Your assignment =
Look for the word "objective" in the records, and copy each line where it appears.

(Dataset records)
━━━━
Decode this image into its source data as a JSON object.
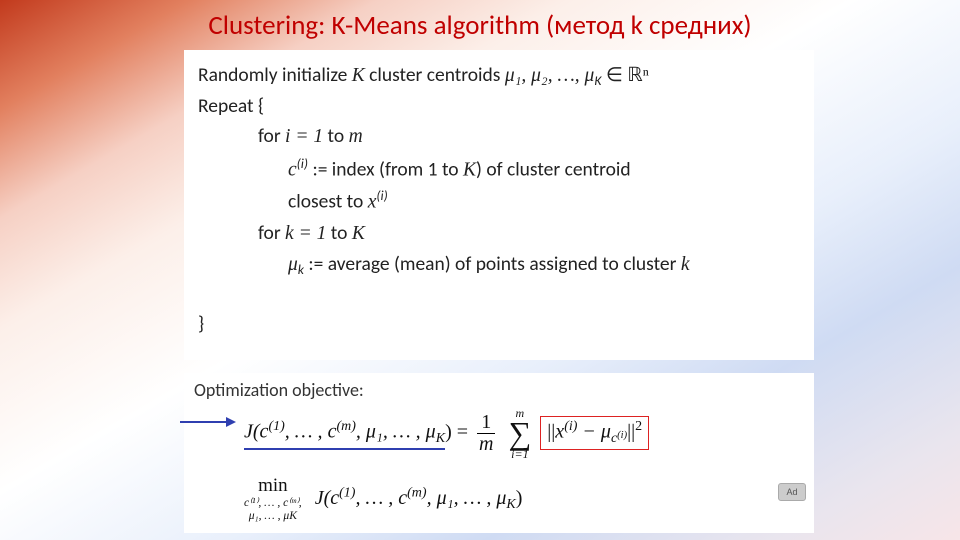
{
  "title": "Clustering: K-Means algorithm (метод k средних)",
  "algorithm": {
    "line1_head": "Randomly initialize ",
    "line1_K": "K",
    "line1_text2": " cluster centroids ",
    "line1_mu_list": "μ₁, μ₂, …, μ",
    "line1_K_sub": "K",
    "line1_in": " ∈ ",
    "line1_Rn": "ℝⁿ",
    "line2": "Repeat {",
    "line3_for": "for ",
    "line3_ieq": "i = 1",
    "line3_to": " to ",
    "line3_m": "m",
    "line4_c": "c",
    "line4_sup_i": "(i)",
    "line4_assign": " := index (from 1 to ",
    "line4_K": "K",
    "line4_rest": ") of cluster centroid",
    "line5_text": "closest to ",
    "line5_x": "x",
    "line5_sup_i": "(i)",
    "line6_for": "for ",
    "line6_keq": "k = 1",
    "line6_to": " to ",
    "line6_K": "K",
    "line7_mu": "μ",
    "line7_sub_k": "k",
    "line7_assign": " := average (mean) of points assigned to cluster ",
    "line7_k": "k",
    "line8": "}"
  },
  "objective": {
    "label": "Optimization objective:",
    "J": "J",
    "args_c": "(c",
    "sup_1": "(1)",
    "dots": ", … , ",
    "c2": "c",
    "sup_m": "(m)",
    "comma_mu": ", μ₁, … , μ",
    "K_sub": "K",
    "close_eq": ") = ",
    "frac_num": "1",
    "frac_den": "m",
    "sigma_top": "m",
    "sigma_bot": "i=1",
    "norm_open": "||",
    "x": "x",
    "sup_i": "(i)",
    "minus": " − μ",
    "sub_c": "c",
    "sub_c_sup": "(i)",
    "norm_close": "||",
    "sq": "2",
    "min_word": "min",
    "min_sub1": "c⁽¹⁾, … , c⁽ᵐ⁾,",
    "min_sub2": "μ₁, … , μK",
    "J2_args": "J(c",
    "ad": "Ad"
  }
}
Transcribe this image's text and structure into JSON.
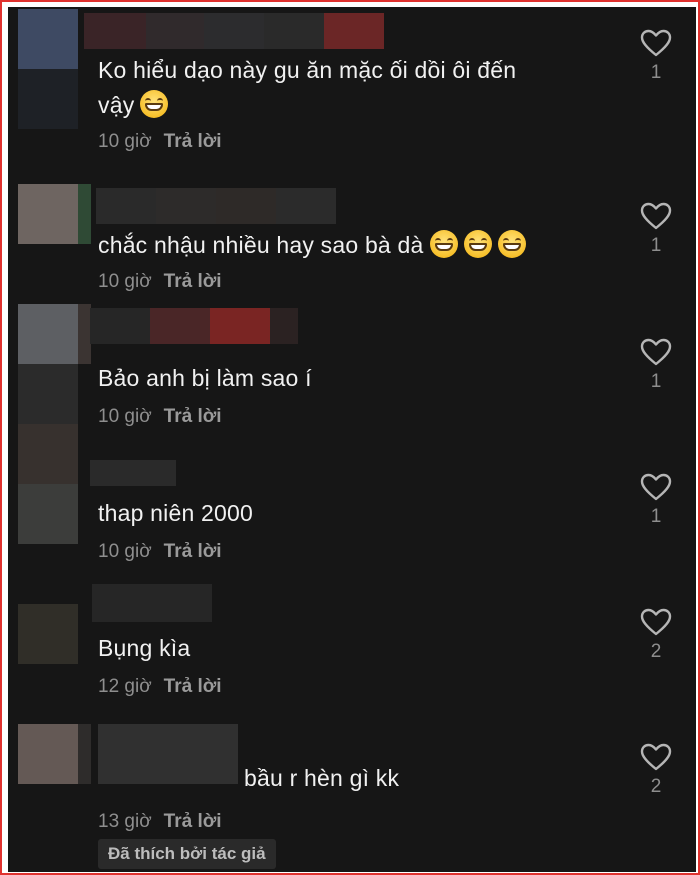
{
  "comments": [
    {
      "text": "Ko hiểu dạo này gu ăn mặc ối dồi ôi đến",
      "text2": "vậy",
      "emojis": 1,
      "time": "10 giờ",
      "reply": "Trả lời",
      "likes": "1"
    },
    {
      "text": "chắc nhậu nhiều hay sao bà dà",
      "emojis": 3,
      "time": "10 giờ",
      "reply": "Trả lời",
      "likes": "1"
    },
    {
      "text": "Bảo anh bị làm sao í",
      "time": "10 giờ",
      "reply": "Trả lời",
      "likes": "1"
    },
    {
      "text": "thap niên 2000",
      "time": "10 giờ",
      "reply": "Trả lời",
      "likes": "1"
    },
    {
      "text": "Bụng kìa",
      "time": "12 giờ",
      "reply": "Trả lời",
      "likes": "2"
    },
    {
      "text": "bầu r hèn gì kk",
      "time": "13 giờ",
      "reply": "Trả lời",
      "likes": "2",
      "liked_by_author": "Đã thích bởi tác giả"
    }
  ],
  "colors": {
    "background": "#161616",
    "frame": "#e0322f",
    "text": "#f1f1f1",
    "muted": "#8e8e8e"
  },
  "icons": {
    "like": "heart-outline-icon",
    "reaction": "grinning-face-emoji"
  }
}
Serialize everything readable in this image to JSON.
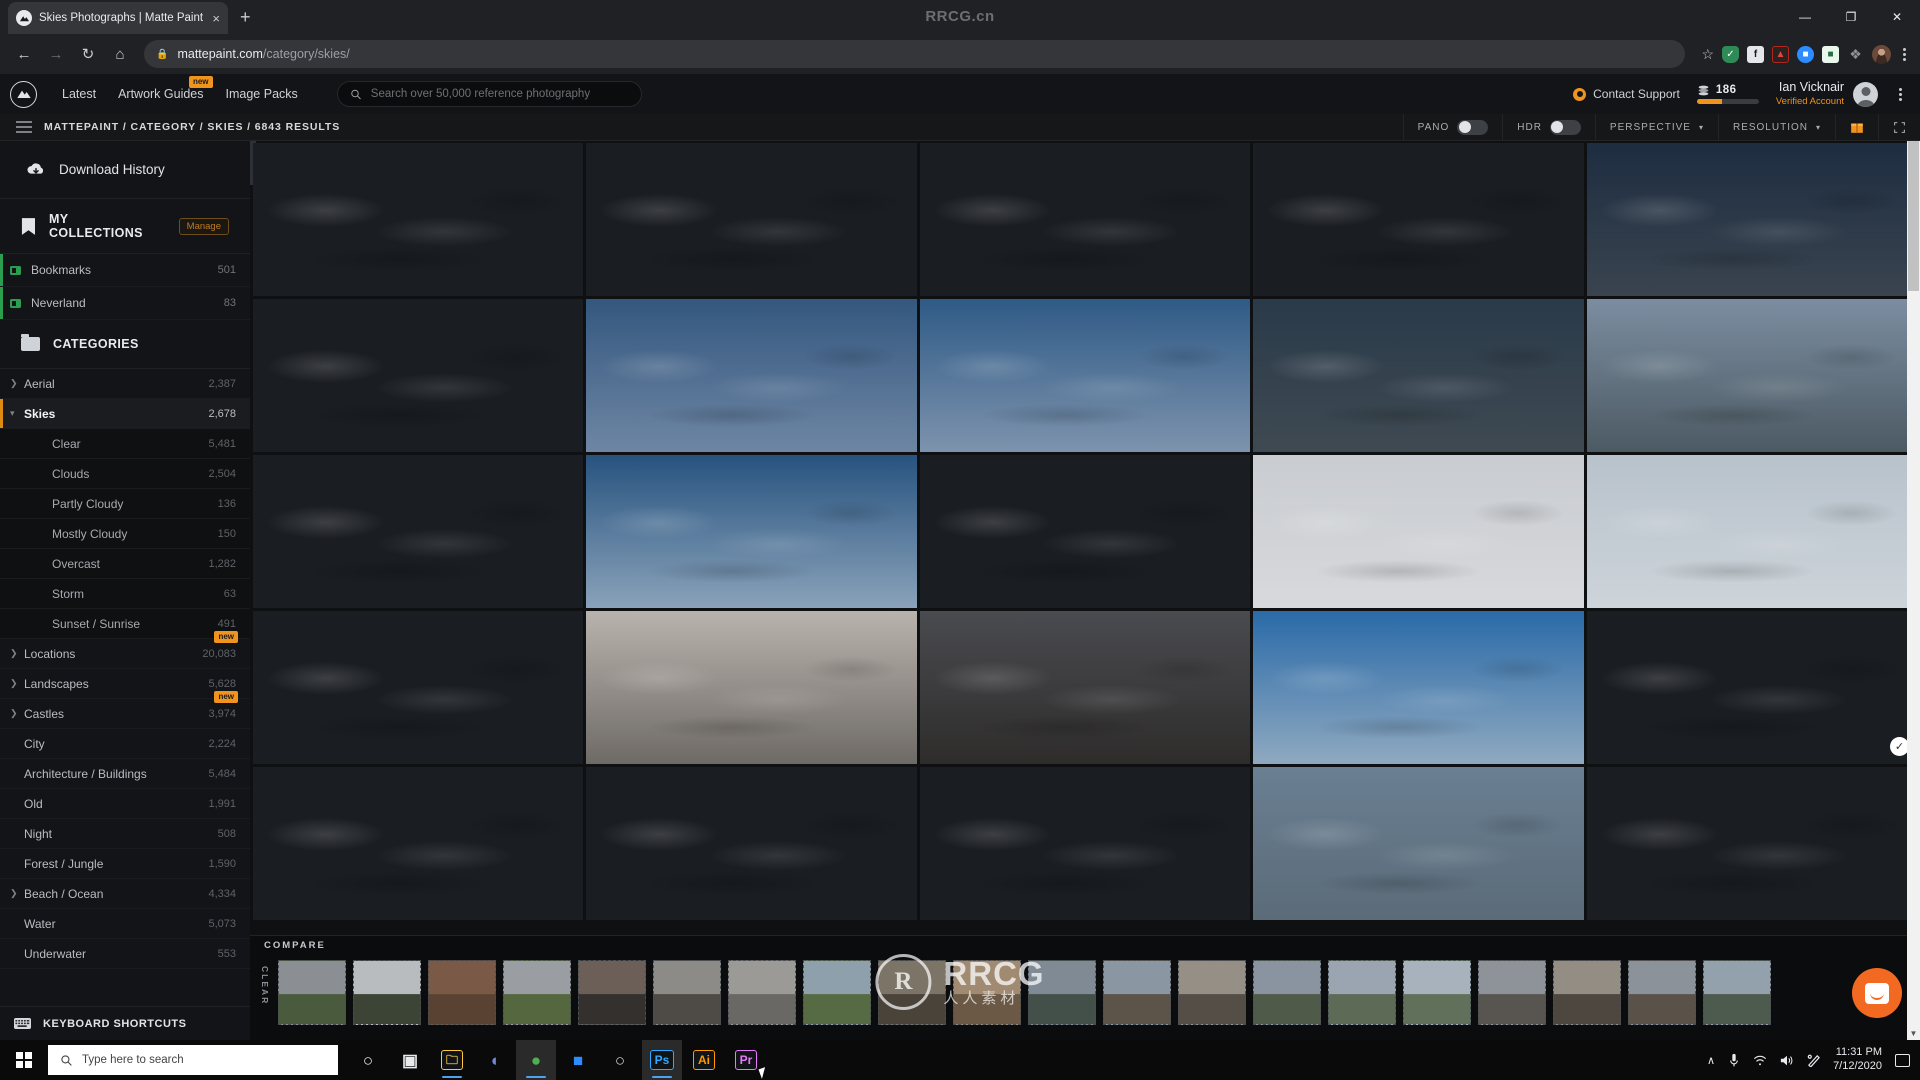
{
  "browser": {
    "tab": {
      "title": "Skies Photographs | Matte Paint",
      "favicon": "mattepaint-logo-icon",
      "close": "×"
    },
    "new_tab": "+",
    "window_watermark": "RRCG.cn",
    "window_controls": {
      "minimize": "—",
      "maximize": "❐",
      "close": "✕"
    },
    "nav": {
      "back": "←",
      "forward": "→",
      "reload": "↻",
      "home": "⌂"
    },
    "url": {
      "lock": "🔒",
      "domain": "mattepaint.com",
      "path": "/category/skies/"
    },
    "extensions": [
      {
        "name": "bookmark-star-icon",
        "glyph": "☆",
        "color": "transparent"
      },
      {
        "name": "vpn-shield-icon",
        "glyph": "✓",
        "color": "#2e8b57"
      },
      {
        "name": "facebook-icon",
        "glyph": "f",
        "color": "#e4e6eb"
      },
      {
        "name": "adobe-acrobat-icon",
        "glyph": "▲",
        "color": "#b3261e"
      },
      {
        "name": "zoom-icon",
        "glyph": "■",
        "color": "#2d8cff"
      },
      {
        "name": "evernote-icon",
        "glyph": "■",
        "color": "#e9f7ec"
      },
      {
        "name": "extensions-puzzle-icon",
        "glyph": "❖",
        "color": "#8e9196"
      },
      {
        "name": "chrome-profile-avatar",
        "glyph": "",
        "color": "#6b4a3a"
      }
    ],
    "menu": "⋮"
  },
  "site_header": {
    "logo": "mattepaint-mountain-logo",
    "nav_links": [
      {
        "label": "Latest",
        "badge": ""
      },
      {
        "label": "Artwork Guides",
        "badge": "new"
      },
      {
        "label": "Image Packs",
        "badge": ""
      }
    ],
    "search": {
      "placeholder": "Search over 50,000 reference photography",
      "value": "",
      "icon": "search-icon"
    },
    "support": {
      "label": "Contact Support",
      "icon": "lifering-icon"
    },
    "credits": {
      "count": "186",
      "icon": "credits-coins-icon",
      "progress_pct": 40
    },
    "user": {
      "name": "Ian Vicknair",
      "status": "Verified Account",
      "avatar": "user-avatar"
    },
    "more_menu": "⋮"
  },
  "toolbar": {
    "menu_icon": "hamburger-icon",
    "breadcrumb": "MATTEPAINT / CATEGORY / SKIES / 6843 RESULTS",
    "controls": [
      {
        "label": "PANO",
        "type": "toggle",
        "state": "off"
      },
      {
        "label": "HDR",
        "type": "toggle",
        "state": "off"
      },
      {
        "label": "PERSPECTIVE",
        "type": "dropdown",
        "caret": "▾"
      },
      {
        "label": "RESOLUTION",
        "type": "dropdown",
        "caret": "▾"
      }
    ],
    "gift_icon": "🎁",
    "fullscreen_icon": "⛶"
  },
  "sidebar": {
    "download_history": {
      "label": "Download History",
      "icon": "cloud-download-icon"
    },
    "collections": {
      "title": "MY COLLECTIONS",
      "icon": "bookmark-icon",
      "manage_label": "Manage",
      "items": [
        {
          "label": "Bookmarks",
          "count": "501"
        },
        {
          "label": "Neverland",
          "count": "83"
        }
      ]
    },
    "categories": {
      "title": "CATEGORIES",
      "icon": "folder-icon",
      "items": [
        {
          "label": "Aerial",
          "count": "2,387",
          "expandable": true,
          "expanded": false,
          "sub": false,
          "active": false,
          "badge": ""
        },
        {
          "label": "Skies",
          "count": "2,678",
          "expandable": true,
          "expanded": true,
          "sub": false,
          "active": true,
          "badge": ""
        },
        {
          "label": "Clear",
          "count": "5,481",
          "expandable": false,
          "expanded": false,
          "sub": true,
          "active": false,
          "badge": ""
        },
        {
          "label": "Clouds",
          "count": "2,504",
          "expandable": false,
          "expanded": false,
          "sub": true,
          "active": false,
          "badge": ""
        },
        {
          "label": "Partly Cloudy",
          "count": "136",
          "expandable": false,
          "expanded": false,
          "sub": true,
          "active": false,
          "badge": ""
        },
        {
          "label": "Mostly Cloudy",
          "count": "150",
          "expandable": false,
          "expanded": false,
          "sub": true,
          "active": false,
          "badge": ""
        },
        {
          "label": "Overcast",
          "count": "1,282",
          "expandable": false,
          "expanded": false,
          "sub": true,
          "active": false,
          "badge": ""
        },
        {
          "label": "Storm",
          "count": "63",
          "expandable": false,
          "expanded": false,
          "sub": true,
          "active": false,
          "badge": ""
        },
        {
          "label": "Sunset / Sunrise",
          "count": "491",
          "expandable": false,
          "expanded": false,
          "sub": true,
          "active": false,
          "badge": ""
        },
        {
          "label": "Locations",
          "count": "20,083",
          "expandable": true,
          "expanded": false,
          "sub": false,
          "active": false,
          "badge": "new"
        },
        {
          "label": "Landscapes",
          "count": "5,628",
          "expandable": true,
          "expanded": false,
          "sub": false,
          "active": false,
          "badge": ""
        },
        {
          "label": "Castles",
          "count": "3,974",
          "expandable": true,
          "expanded": false,
          "sub": false,
          "active": false,
          "badge": "new"
        },
        {
          "label": "City",
          "count": "2,224",
          "expandable": false,
          "expanded": false,
          "sub": false,
          "active": false,
          "badge": ""
        },
        {
          "label": "Architecture / Buildings",
          "count": "5,484",
          "expandable": false,
          "expanded": false,
          "sub": false,
          "active": false,
          "badge": ""
        },
        {
          "label": "Old",
          "count": "1,991",
          "expandable": false,
          "expanded": false,
          "sub": false,
          "active": false,
          "badge": ""
        },
        {
          "label": "Night",
          "count": "508",
          "expandable": false,
          "expanded": false,
          "sub": false,
          "active": false,
          "badge": ""
        },
        {
          "label": "Forest / Jungle",
          "count": "1,590",
          "expandable": false,
          "expanded": false,
          "sub": false,
          "active": false,
          "badge": ""
        },
        {
          "label": "Beach / Ocean",
          "count": "4,334",
          "expandable": true,
          "expanded": false,
          "sub": false,
          "active": false,
          "badge": ""
        },
        {
          "label": "Water",
          "count": "5,073",
          "expandable": false,
          "expanded": false,
          "sub": false,
          "active": false,
          "badge": ""
        },
        {
          "label": "Underwater",
          "count": "553",
          "expandable": false,
          "expanded": false,
          "sub": false,
          "active": false,
          "badge": ""
        }
      ]
    },
    "keyboard_shortcuts": {
      "label": "KEYBOARD SHORTCUTS",
      "icon": "keyboard-icon"
    }
  },
  "grid": {
    "columns": 5,
    "rows": 5,
    "selected_index": 19,
    "check_glyph": "✓",
    "scroll_down_glyph": "▼",
    "cells": [
      {
        "sky": "sunset-clouds-horizon-glow",
        "top": "#16304f",
        "bot": "#1d1b18",
        "sun": "50%,92%",
        "sunc": "#ffcb6e"
      },
      {
        "sky": "sunset-clouds-horizon-glow",
        "top": "#14304f",
        "bot": "#1a1916",
        "sun": "52%,93%",
        "sunc": "#ffc96a"
      },
      {
        "sky": "sunset-pink-clouds",
        "top": "#1a3352",
        "bot": "#241f1c",
        "sun": "48%,95%",
        "sunc": "#ffbb63"
      },
      {
        "sky": "dark-storm-clouds-dusk",
        "top": "#3d3a42",
        "bot": "#4a3c36",
        "sun": "60%,98%",
        "sunc": "#b08e72"
      },
      {
        "sky": "dark-clouds-blue-horizon",
        "top": "#1d2d40",
        "bot": "#3a4450",
        "sun": "",
        "sunc": ""
      },
      {
        "sky": "sunset-glow-low-clouds",
        "top": "#16324f",
        "bot": "#1c1a17",
        "sun": "40%,94%",
        "sunc": "#ffc35f"
      },
      {
        "sky": "blue-sky-wispy-clouds",
        "top": "#34577f",
        "bot": "#6e86a4",
        "sun": "",
        "sunc": ""
      },
      {
        "sky": "blue-sky-scattered-clouds",
        "top": "#2f5a86",
        "bot": "#7d93ad",
        "sun": "",
        "sunc": ""
      },
      {
        "sky": "dusk-heavy-clouds-hills",
        "top": "#2a3a4a",
        "bot": "#3f4a52",
        "sun": "",
        "sunc": ""
      },
      {
        "sky": "pale-clouds-over-hills",
        "top": "#7b8da0",
        "bot": "#4c5a63",
        "sun": "",
        "sunc": ""
      },
      {
        "sky": "dusk-gradient-horizon",
        "top": "#2a3549",
        "bot": "#3e3a34",
        "sun": "70%,96%",
        "sunc": "#c8a177"
      },
      {
        "sky": "blue-sky-thin-clouds",
        "top": "#27537f",
        "bot": "#8aa2ba",
        "sun": "",
        "sunc": ""
      },
      {
        "sky": "sunset-rays-low-sun",
        "top": "#1a3a5c",
        "bot": "#2a2420",
        "sun": "46%,90%",
        "sunc": "#ffc87a"
      },
      {
        "sky": "overcast-pale-white",
        "top": "#c9ccd0",
        "bot": "#d7d9dc",
        "sun": "",
        "sunc": ""
      },
      {
        "sky": "hazy-light-clouds",
        "top": "#b8c2cb",
        "bot": "#cdd4da",
        "sun": "",
        "sunc": ""
      },
      {
        "sky": "pale-sunrise-haze",
        "top": "#cfd2d4",
        "bot": "#bcb09c",
        "sun": "45%,88%",
        "sunc": "#f3e6c8"
      },
      {
        "sky": "sunrise-streak-clouds",
        "top": "#b9b3ad",
        "bot": "#6e6a66",
        "sun": "",
        "sunc": ""
      },
      {
        "sky": "dark-dramatic-clouds",
        "top": "#4a4b50",
        "bot": "#2e2c2b",
        "sun": "",
        "sunc": ""
      },
      {
        "sky": "blue-sky-cumulus-city",
        "top": "#2a6aa8",
        "bot": "#8fa9c0",
        "sun": "",
        "sunc": ""
      },
      {
        "sky": "bright-sun-cumulus",
        "top": "#3272ad",
        "bot": "#9cb4c8",
        "sun": "55%,35%",
        "sunc": "#ffffff"
      },
      {
        "sky": "blue-sky-bright-sun-clouds",
        "top": "#2f6ea9",
        "bot": "#b9cbd9",
        "sun": "52%,30%",
        "sunc": "#ffffff"
      },
      {
        "sky": "cumulus-clouds-blue",
        "top": "#2c6aa5",
        "bot": "#a9c0d2",
        "sun": "48%,42%",
        "sunc": "#f4f8fb"
      },
      {
        "sky": "white-clouds-sun-glare",
        "top": "#4d7fae",
        "bot": "#c8d6e0",
        "sun": "50%,38%",
        "sunc": "#ffffff"
      },
      {
        "sky": "power-lines-clouds",
        "top": "#6a7f93",
        "bot": "#5b6b78",
        "sun": "",
        "sunc": ""
      },
      {
        "sky": "bright-blue-sky-clouds",
        "top": "#2f74b2",
        "bot": "#cfdde8",
        "sun": "30%,25%",
        "sunc": "#ffffff"
      }
    ]
  },
  "compare": {
    "label": "COMPARE",
    "clear_label": "CLEAR",
    "thumbs": [
      {
        "name": "jacaranda-tree-field",
        "top": "#8b8e92",
        "bot": "#4a5a3c"
      },
      {
        "name": "trees-on-hill-overcast",
        "top": "#b9bcbf",
        "bot": "#3b4435"
      },
      {
        "name": "brick-building-facade",
        "top": "#7a5a46",
        "bot": "#5a4232"
      },
      {
        "name": "purple-tree-landscape",
        "top": "#9a9da1",
        "bot": "#55673f"
      },
      {
        "name": "dusk-horizon-field",
        "top": "#6b5f58",
        "bot": "#33302d"
      },
      {
        "name": "stone-column-ruin",
        "top": "#8d8b88",
        "bot": "#4e4b47"
      },
      {
        "name": "classical-building",
        "top": "#9b9a97",
        "bot": "#6a6865"
      },
      {
        "name": "grass-field-sky",
        "top": "#8fa0ad",
        "bot": "#566a44"
      },
      {
        "name": "old-wall-texture",
        "top": "#7d7468",
        "bot": "#4a4339"
      },
      {
        "name": "desert-rock-scene",
        "top": "#a08a72",
        "bot": "#6b5946"
      },
      {
        "name": "mountain-ridge",
        "top": "#7f8a95",
        "bot": "#43504a"
      },
      {
        "name": "castle-tower-sky",
        "top": "#8b96a3",
        "bot": "#5c5349"
      },
      {
        "name": "stone-arch-ruins",
        "top": "#958f86",
        "bot": "#544e46"
      },
      {
        "name": "hilltop-structure",
        "top": "#8a94a0",
        "bot": "#4f5a48"
      },
      {
        "name": "clouds-landscape",
        "top": "#9aa5b1",
        "bot": "#5d6a55"
      },
      {
        "name": "cloudy-sky-field",
        "top": "#a7b2bc",
        "bot": "#61705a"
      },
      {
        "name": "church-cathedral",
        "top": "#8e9399",
        "bot": "#585450"
      },
      {
        "name": "stone-gate-arch",
        "top": "#938d84",
        "bot": "#4d473f"
      },
      {
        "name": "village-houses",
        "top": "#8c929a",
        "bot": "#5a5249"
      },
      {
        "name": "coastal-cliff-view",
        "top": "#93a1ad",
        "bot": "#4d5a4e"
      }
    ]
  },
  "intercom": {
    "name": "intercom-chat-launcher"
  },
  "watermark": {
    "brand": "RRCG",
    "sub": "人人素材",
    "logo_letter": "R"
  },
  "taskbar": {
    "start": "start-button",
    "search_placeholder": "Type here to search",
    "apps": [
      {
        "name": "cortana-icon",
        "glyph": "○",
        "color": "#e8eaed",
        "running": false,
        "active": false
      },
      {
        "name": "task-view-icon",
        "glyph": "▣",
        "color": "#e8eaed",
        "running": false,
        "active": false
      },
      {
        "name": "file-explorer-icon",
        "glyph": "🗀",
        "color": "#ffc83d",
        "running": true,
        "active": false
      },
      {
        "name": "discord-icon",
        "glyph": "◖",
        "color": "#7289da",
        "running": false,
        "active": false
      },
      {
        "name": "chrome-icon",
        "glyph": "●",
        "color": "#4caf50",
        "running": true,
        "active": true
      },
      {
        "name": "zoom-icon",
        "glyph": "■",
        "color": "#2d8cff",
        "running": false,
        "active": false
      },
      {
        "name": "obs-studio-icon",
        "glyph": "○",
        "color": "#d4d4d4",
        "running": false,
        "active": false
      },
      {
        "name": "photoshop-icon",
        "glyph": "Ps",
        "color": "#31a8ff",
        "running": true,
        "active": true
      },
      {
        "name": "illustrator-icon",
        "glyph": "Ai",
        "color": "#ff9a00",
        "running": false,
        "active": false
      },
      {
        "name": "premiere-icon",
        "glyph": "Pr",
        "color": "#ea77ff",
        "running": false,
        "active": false
      }
    ],
    "tray": {
      "chevron": "∧",
      "mic": "mic-icon",
      "wifi": "wifi-icon",
      "volume": "volume-icon",
      "pen": "pen-icon"
    },
    "clock": {
      "time": "11:31 PM",
      "date": "7/12/2020"
    },
    "notifications": "notification-center-icon"
  }
}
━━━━
Output =
  "objective": {
    "label": "Optimization objective:",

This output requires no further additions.